I l@ve RuBoard Previous Section Next Section

2.2 Why Use Built-in Types?

If you've used lower-level languages such as C or C++, you know that much of your work centers on implementing objects梬hat some folks call data structures梩o represent the components in your application's domain. You need to lay out memory structures, manage memory allocation, implement search and access routines, and so on. These chores are about as tedious (and error prone) as they sound, and usually distract from your programs' real goals.

In typical Python programs, most of this grunt work goes away. Because Python provides powerful object types as an intrinsic part of the language, there's no need to code object implementations before you start solving problems. In fact, unless you have a need for special processing that built-in types don't provide, you're almost always better off using a built-in object instead of implementing your own. Here are some reasons why:

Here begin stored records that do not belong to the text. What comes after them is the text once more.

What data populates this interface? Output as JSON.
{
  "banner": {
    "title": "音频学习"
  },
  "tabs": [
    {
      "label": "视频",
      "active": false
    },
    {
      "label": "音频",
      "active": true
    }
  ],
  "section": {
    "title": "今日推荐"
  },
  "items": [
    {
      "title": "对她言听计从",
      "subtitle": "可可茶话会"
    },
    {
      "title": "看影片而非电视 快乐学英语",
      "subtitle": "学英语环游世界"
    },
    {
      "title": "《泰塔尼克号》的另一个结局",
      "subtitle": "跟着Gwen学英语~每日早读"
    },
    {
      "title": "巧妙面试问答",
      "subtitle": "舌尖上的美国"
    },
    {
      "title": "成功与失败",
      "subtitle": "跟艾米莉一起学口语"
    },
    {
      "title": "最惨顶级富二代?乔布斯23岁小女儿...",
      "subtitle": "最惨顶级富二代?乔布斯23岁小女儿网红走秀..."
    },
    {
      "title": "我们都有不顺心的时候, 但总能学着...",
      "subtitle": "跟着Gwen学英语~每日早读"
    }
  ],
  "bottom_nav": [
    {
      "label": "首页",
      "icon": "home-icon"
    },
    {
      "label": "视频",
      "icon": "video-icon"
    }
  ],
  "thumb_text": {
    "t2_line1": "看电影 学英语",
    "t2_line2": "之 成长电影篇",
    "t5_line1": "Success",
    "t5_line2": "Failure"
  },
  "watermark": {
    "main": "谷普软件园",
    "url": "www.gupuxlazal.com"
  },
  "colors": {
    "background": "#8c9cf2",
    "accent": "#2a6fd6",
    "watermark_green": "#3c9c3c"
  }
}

Built-in objects make simple programs easy to write

For simple tasks, built-in types are often all you need to represent the structure of problem domains. Because we get things such as collections (lists) and search tables (dictionaries) for free, you can use them immediately. You can get a lot of work done with just Python's built-in object types alone.

Python provides objects and supports extensions

In some ways, Python borrows both from languages that rely on built-in tools (e.g., LISP), and languages that rely on the programmer to provide tool implementations or frameworks of their own (e.g., C++). Although you can implement unique object types in Python, you don't need to do so just to get started. Moreover, because Python's built-ins are standard, they're always the same; frameworks tend to differ from site to site.

Built-in objects are components of extensions

For more complex tasks you still may need to provide your own objects, using Python statements and C language interfaces. But as we'll see in later chapters, objects implemented manually are often built on top of built-in types such as lists and dictionaries. For instance, a stack data structure may be implemented as a class that manages a built-in list.

Built-in objects are often more efficient than custom data structures

Python's built-in types employ already optimized data structure algorithms that are implemented in C for speed. Although you can write similar object types on your own, you'll usually be hard-pressed to get the level of performance built-in object types provide.

In other words, not only do built-in object types make programming easier, they're also more powerful and efficient than most of what can be created from scratch. Regardless of whether you implement new object types or not, built-in objects form the core of every Python program.

Table 2.1 previews the built-in object types in this chapter. Some will probably seem familiar if you've used other languages (e.g., numbers, strings, and files), but others are more general and powerful than what you may be accustomed to. For instance, you'll find that lists and dictionaries obviate most of the work you do to support collections and searching in lower-level languages.

Table?.1. Built-in Objects Preview

Object Type

Example Constants/Usage


3.1415, 1234, 999L, 3+4j


'spam', "guido's"


[1, [2, 'three'], 4]


{'food':'spam', 'taste':'yum'}


(1,'spam', 4, 'U')


text = open('eggs', 'r').read()

I l@ve RuBoard Previous Section Next Section